‘There is clearly now a drive to do something about this but cultural attitudes take a long time to change and need to be consistently modeled by those in leadership and with power.’


This article was originally published on Lapido Media. I became aware of them when they came to Sunday School at our local church. Here are some more photos via

Translation: It's my body, no one has the right to touch it.
Translation: It’s my body, no one has the right to touch it.

Hemaya Children

Hemaya Children Group


Egyptian School Children on Sexual Harassment

These two videos, with translated subtitles, come from Dignity without Borders. The first interviews boys about their perception of sexual harassment, while the second gets the girls’ perspective.

Both are intriguing and shed light on what is widely acknowledged as a significant social problem. Listen in and find out why.


Friday Prayers for Egypt: Sexual Harassment

Flag Cross Quran


The problem is well known: Over 90 percent of Egyptian women complain of sexual harassment. The problem is well witnessed: Repeatedly at mass rallies in Tahrir women are sexually assaulted by groups of men.

Finally, perhaps, the problem is well addressed: The cabinet passed a law to criminalize such conduct and is undertaking plans to address the issue culturally.

The new administration of Sisi could hardly do otherwise. His inauguration celebration witnessed another incident, marring what he hoped would be a joyous occasion launching a fresh beginning.

Instead, the bickering blame game began. Some accused the Brotherhood, others the lax morality of a coup. In it all the suffering woman was not lost; Sisi brought her flowers.

But God, are suffering women lost? Is new legislation enough? And how long will it take to change a culture?

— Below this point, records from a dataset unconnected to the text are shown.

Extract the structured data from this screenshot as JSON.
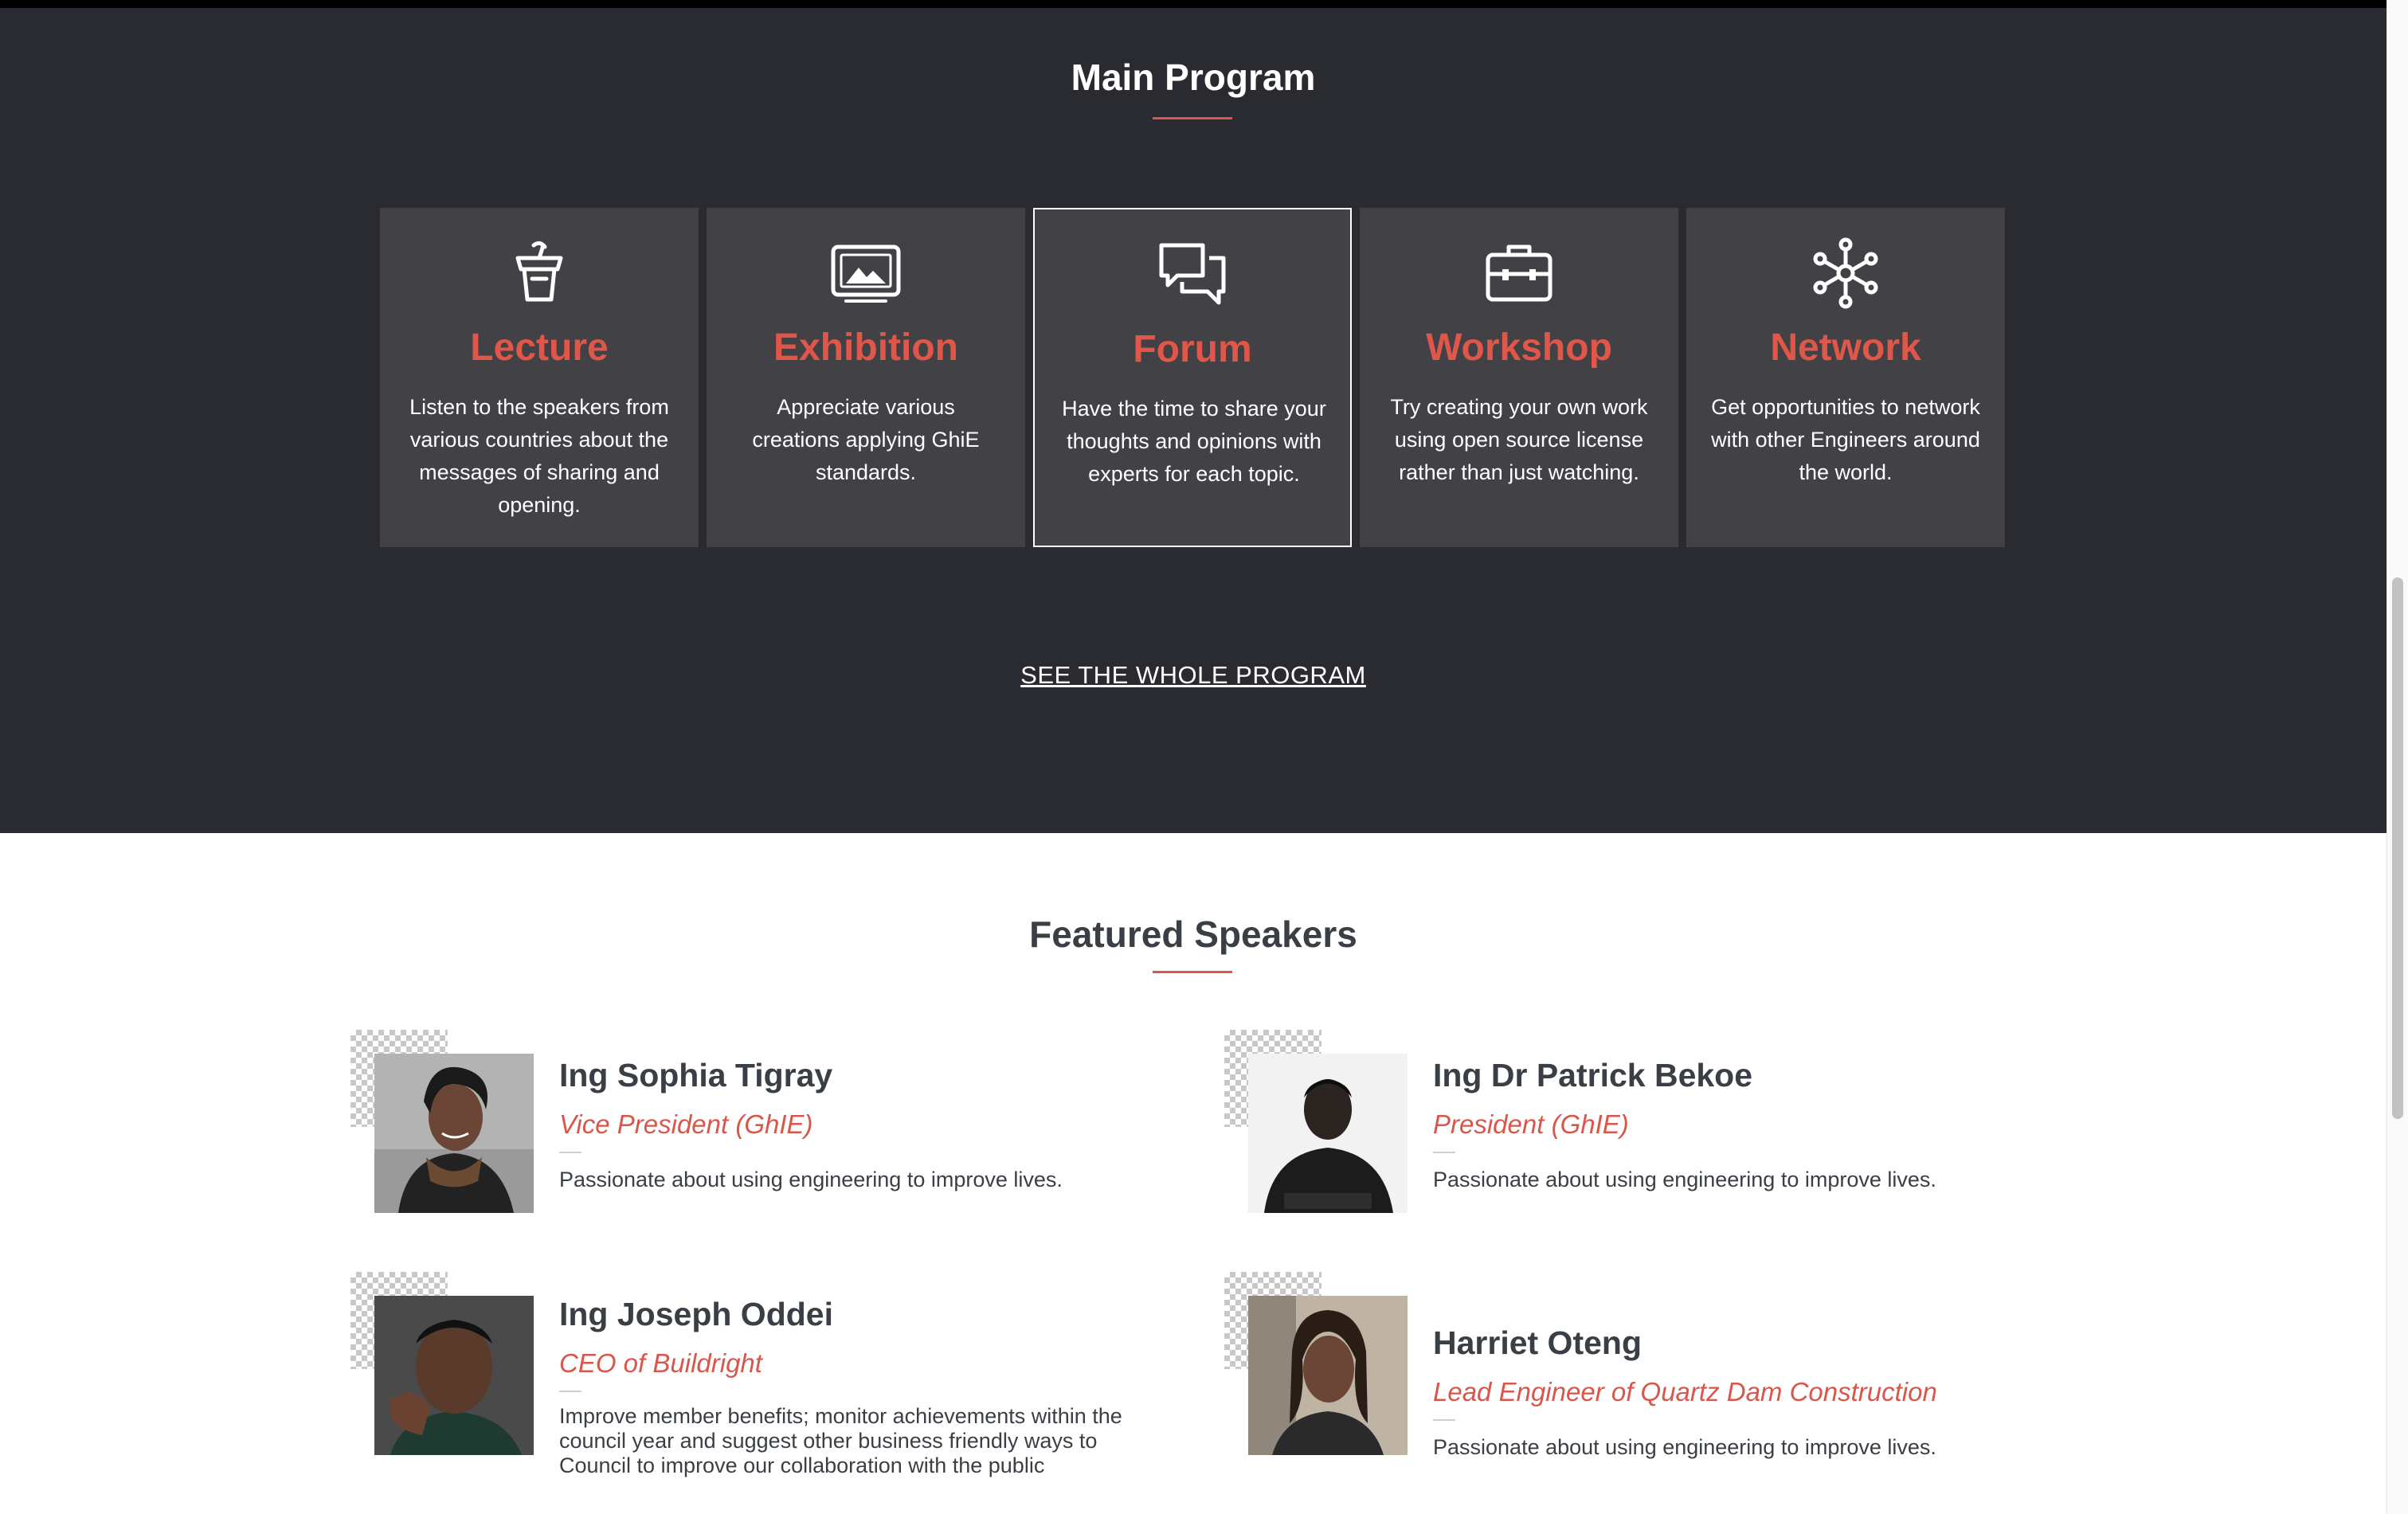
{
  "main_program": {
    "title": "Main Program",
    "cards": [
      {
        "icon": "podium-icon",
        "title": "Lecture",
        "description": "Listen to the speakers from various countries about the messages of sharing and opening."
      },
      {
        "icon": "picture-icon",
        "title": "Exhibition",
        "description": "Appreciate various creations applying GhiE standards."
      },
      {
        "icon": "chat-bubbles-icon",
        "title": "Forum",
        "description": "Have the time to share your thoughts and opinions with experts for each topic."
      },
      {
        "icon": "briefcase-icon",
        "title": "Workshop",
        "description": "Try creating your own work using open source license rather than just watching."
      },
      {
        "icon": "network-hub-icon",
        "title": "Network",
        "description": "Get opportunities to network with other Engineers around the world."
      }
    ],
    "link_label": "SEE THE WHOLE PROGRAM"
  },
  "featured_speakers": {
    "title": "Featured Speakers",
    "speakers": [
      {
        "name": "Ing Sophia Tigray",
        "role": "Vice President (GhIE)",
        "bio": "Passionate about using engineering to improve lives."
      },
      {
        "name": "Ing Dr Patrick Bekoe",
        "role": "President (GhIE)",
        "bio": "Passionate about using engineering to improve lives."
      },
      {
        "name": "Ing Joseph Oddei",
        "role": "CEO of Buildright",
        "bio": "Improve member benefits; monitor achievements within the council year and suggest other business friendly ways to Council to improve our collaboration with the public"
      },
      {
        "name": "Harriet Oteng",
        "role": "Lead Engineer of Quartz Dam Construction",
        "bio": "Passionate about using engineering to improve lives."
      }
    ]
  },
  "colors": {
    "accent": "#e0574a",
    "dark_background": "#2a2b30",
    "card_background": "#414146",
    "speaker_text": "#3a3f46"
  }
}
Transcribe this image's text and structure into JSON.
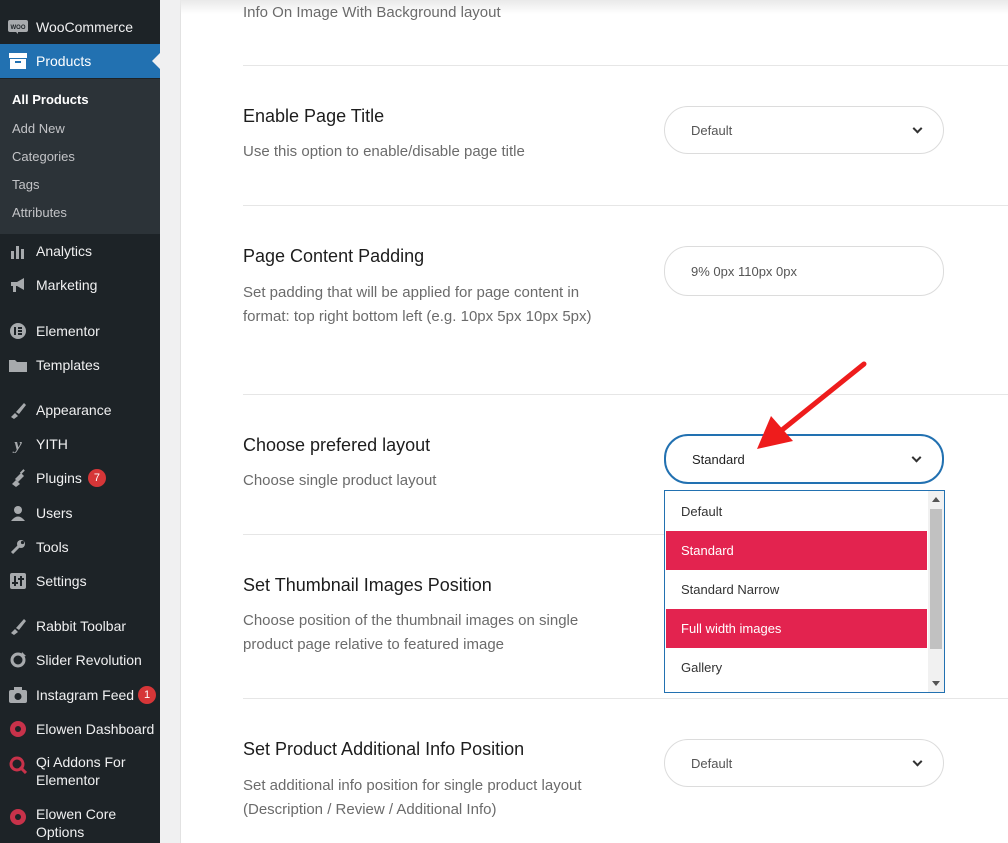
{
  "sidebar": {
    "woocommerce": "WooCommerce",
    "products": "Products",
    "submenu": [
      "All Products",
      "Add New",
      "Categories",
      "Tags",
      "Attributes"
    ],
    "items": [
      {
        "label": "Analytics",
        "icon": "bar-chart-icon"
      },
      {
        "label": "Marketing",
        "icon": "megaphone-icon"
      },
      {
        "label": "Elementor",
        "icon": "elementor-icon"
      },
      {
        "label": "Templates",
        "icon": "folder-icon"
      },
      {
        "label": "Appearance",
        "icon": "brush-icon"
      },
      {
        "label": "YITH",
        "icon": "yith-icon"
      },
      {
        "label": "Plugins",
        "icon": "plugin-icon",
        "badge": "7"
      },
      {
        "label": "Users",
        "icon": "user-icon"
      },
      {
        "label": "Tools",
        "icon": "wrench-icon"
      },
      {
        "label": "Settings",
        "icon": "settings-icon"
      },
      {
        "label": "Rabbit Toolbar",
        "icon": "rabbit-icon"
      },
      {
        "label": "Slider Revolution",
        "icon": "refresh-icon"
      },
      {
        "label": "Instagram Feed",
        "icon": "camera-icon",
        "badge": "1"
      },
      {
        "label": "Elowen Dashboard",
        "icon": "elowen-icon"
      },
      {
        "label": "Qi Addons For Elementor",
        "icon": "qi-icon"
      },
      {
        "label": "Elowen Core Options",
        "icon": "elowen-core-icon"
      }
    ]
  },
  "main": {
    "top_text": "Info On Image With Background layout",
    "fields": [
      {
        "title": "Enable Page Title",
        "desc": "Use this option to enable/disable page title",
        "value": "Default"
      },
      {
        "title": "Page Content Padding",
        "desc": "Set padding that will be applied for page content in format: top right bottom left (e.g. 10px 5px 10px 5px)",
        "value": "9% 0px 110px 0px"
      },
      {
        "title": "Choose prefered layout",
        "desc": "Choose single product layout",
        "value": "Standard"
      },
      {
        "title": "Set Thumbnail Images Position",
        "desc": "Choose position of the thumbnail images on single product page relative to featured image"
      },
      {
        "title": "Set Product Additional Info Position",
        "desc": "Set additional info position for single product layout (Description / Review / Additional Info)",
        "value": "Default"
      }
    ],
    "dropdown_options": [
      "Default",
      "Standard",
      "Standard Narrow",
      "Full width images",
      "Gallery"
    ]
  },
  "colors": {
    "accent": "#2271b1",
    "highlight": "#e3234f",
    "annotation": "#ee1c1c"
  }
}
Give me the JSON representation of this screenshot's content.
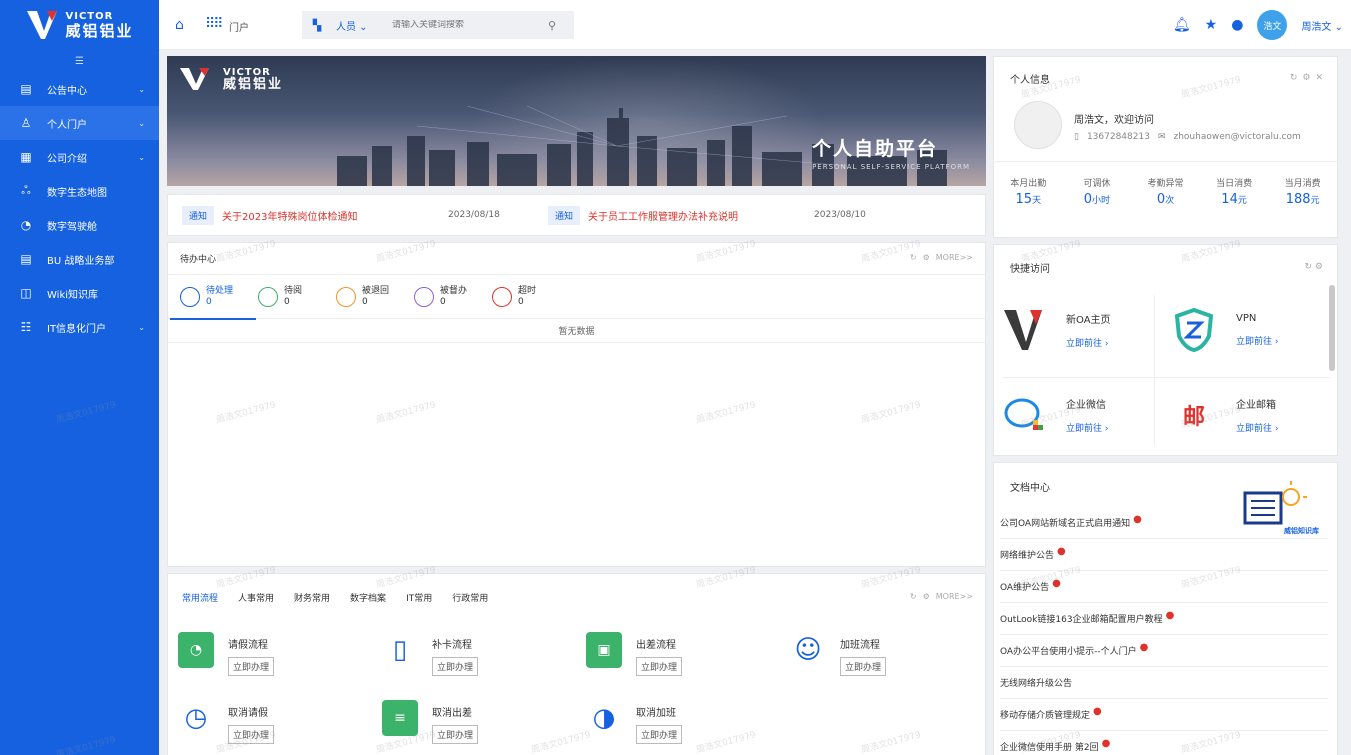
{
  "brand": {
    "en": "VICTOR",
    "cn": "威铝铝业"
  },
  "sidebar": {
    "items": [
      {
        "label": "公告中心",
        "icon": "▤",
        "expandable": true
      },
      {
        "label": "个人门户",
        "icon": "♙",
        "expandable": true,
        "active": true
      },
      {
        "label": "公司介绍",
        "icon": "▦",
        "expandable": true
      },
      {
        "label": "数字生态地图",
        "icon": "ஃ",
        "expandable": false
      },
      {
        "label": "数字驾驶舱",
        "icon": "◔",
        "expandable": false
      },
      {
        "label": "BU 战略业务部",
        "icon": "▤",
        "expandable": false
      },
      {
        "label": "Wiki知识库",
        "icon": "◫",
        "expandable": false
      },
      {
        "label": "IT信息化门户",
        "icon": "☷",
        "expandable": true
      }
    ]
  },
  "topbar": {
    "portal_label": "门户",
    "search_scope": "人员",
    "search_placeholder": "请输入关键词搜索",
    "avatar_text": "浩文",
    "user_name": "周浩文"
  },
  "banner": {
    "logo_en": "VICTOR",
    "logo_cn": "威铝铝业",
    "title": "个人自助平台",
    "subtitle": "PERSONAL SELF-SERVICE PLATFORM"
  },
  "notices": [
    {
      "tag": "通知",
      "title": "关于2023年特殊岗位体检通知",
      "date": "2023/08/18"
    },
    {
      "tag": "通知",
      "title": "关于员工工作服管理办法补充说明",
      "date": "2023/08/10"
    }
  ],
  "todo": {
    "title": "待办中心",
    "more": "MORE>>",
    "tabs": [
      {
        "label": "待处理",
        "count": "0",
        "color": "#1561e0"
      },
      {
        "label": "待阅",
        "count": "0",
        "color": "#3bb36a"
      },
      {
        "label": "被退回",
        "count": "0",
        "color": "#f0962b"
      },
      {
        "label": "被督办",
        "count": "0",
        "color": "#8a63d2"
      },
      {
        "label": "超时",
        "count": "0",
        "color": "#e0322c"
      }
    ],
    "empty_text": "暂无数据"
  },
  "flows": {
    "more": "MORE>>",
    "tabs": [
      "常用流程",
      "人事常用",
      "财务常用",
      "数字档案",
      "IT常用",
      "行政常用"
    ],
    "items": [
      {
        "name": "请假流程",
        "btn": "立即办理",
        "color": "#3bb36a",
        "icon": "◔"
      },
      {
        "name": "补卡流程",
        "btn": "立即办理",
        "color": "#ffffff",
        "icon": "▯"
      },
      {
        "name": "出差流程",
        "btn": "立即办理",
        "color": "#3bb36a",
        "icon": "▣"
      },
      {
        "name": "加班流程",
        "btn": "立即办理",
        "color": "#ffffff",
        "icon": "☺"
      },
      {
        "name": "取消请假",
        "btn": "立即办理",
        "color": "#ffffff",
        "icon": "◷"
      },
      {
        "name": "取消出差",
        "btn": "立即办理",
        "color": "#3bb36a",
        "icon": "≡"
      },
      {
        "name": "取消加班",
        "btn": "立即办理",
        "color": "#ffffff",
        "icon": "◑"
      }
    ]
  },
  "profile": {
    "title": "个人信息",
    "welcome": "周浩文，欢迎访问",
    "phone": "13672848213",
    "email": "zhouhaowen@victoralu.com",
    "stats": [
      {
        "label": "本月出勤",
        "value": "15",
        "unit": "天"
      },
      {
        "label": "可调休",
        "value": "0",
        "unit": "小时"
      },
      {
        "label": "考勤异常",
        "value": "0",
        "unit": "次"
      },
      {
        "label": "当日消费",
        "value": "14",
        "unit": "元"
      },
      {
        "label": "当月消费",
        "value": "188",
        "unit": "元"
      }
    ]
  },
  "quick": {
    "title": "快捷访问",
    "items": [
      {
        "name": "新OA主页",
        "go": "立即前往 ›",
        "icon": "V"
      },
      {
        "name": "VPN",
        "go": "立即前往 ›",
        "icon": "Z"
      },
      {
        "name": "企业微信",
        "go": "立即前往 ›",
        "icon": "◯"
      },
      {
        "name": "企业邮箱",
        "go": "立即前往 ›",
        "icon": "邮"
      }
    ]
  },
  "docs": {
    "title": "文档中心",
    "kb_label": "威铝知识库",
    "items": [
      {
        "title": "公司OA网站新域名正式启用通知",
        "dot": true
      },
      {
        "title": "网络维护公告",
        "dot": true
      },
      {
        "title": "OA维护公告",
        "dot": true
      },
      {
        "title": "OutLook链接163企业邮箱配置用户教程",
        "dot": true
      },
      {
        "title": "OA办公平台使用小提示--个人门户",
        "dot": true
      },
      {
        "title": "无线网络升级公告",
        "dot": false
      },
      {
        "title": "移动存储介质管理规定",
        "dot": true
      },
      {
        "title": "企业微信使用手册 第2回",
        "dot": true
      }
    ]
  },
  "watermark": "周浩文017979"
}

Protect women from violence, God. Protect them from words. Protect them from eyes. Protect their dignity in all public and private space.

Cultivate men. Refine their manners, God; increase their chivalry. Change their mentality. Discipline their passions. May they esteem each and every woman they encounter.

But plenty must change outside the individual as well, God. With whatever hope the revolution brought, it has broken down and is yet to build. And even before there was much that was crumbling.

Create a productive society that honors courage and beauty. Occupy idle hands; stimulate idle minds. But address this issue not through distraction, but through purity. Transform idle hearts.

Promote modesty, God, and pursue justice. Identify the criminals and redeem them. Convict the wayward thoughts of all, and have mercy.

May Egyptians be well loved, and well honored. Men and women together.



Sexual Harassment

750 - Young Arab woman.
Image via Wikipedia

During the past few weeks much of my activity at the office has focused on the supervision of others’ work and report writing. While this, unfortunately, has limited my own contributions, especially in this blog, I have missed the opportunity to link readers here to the reports we have produced. These are published on the Arab West Report home page; I will look to update these a little more regularly.

One such effort we have made is a short report about sexual harassment in Egypt, and some of the recent statistics and new technological efforts that help address the problem. Should we call it a problem? Is it a problem in America? I suppose wherever there are men and women this phenomena will occur, but this paper shows some of the cultural aspects unique to Egypt. Please enjoy, if it is correct to say so…

Click here for the link.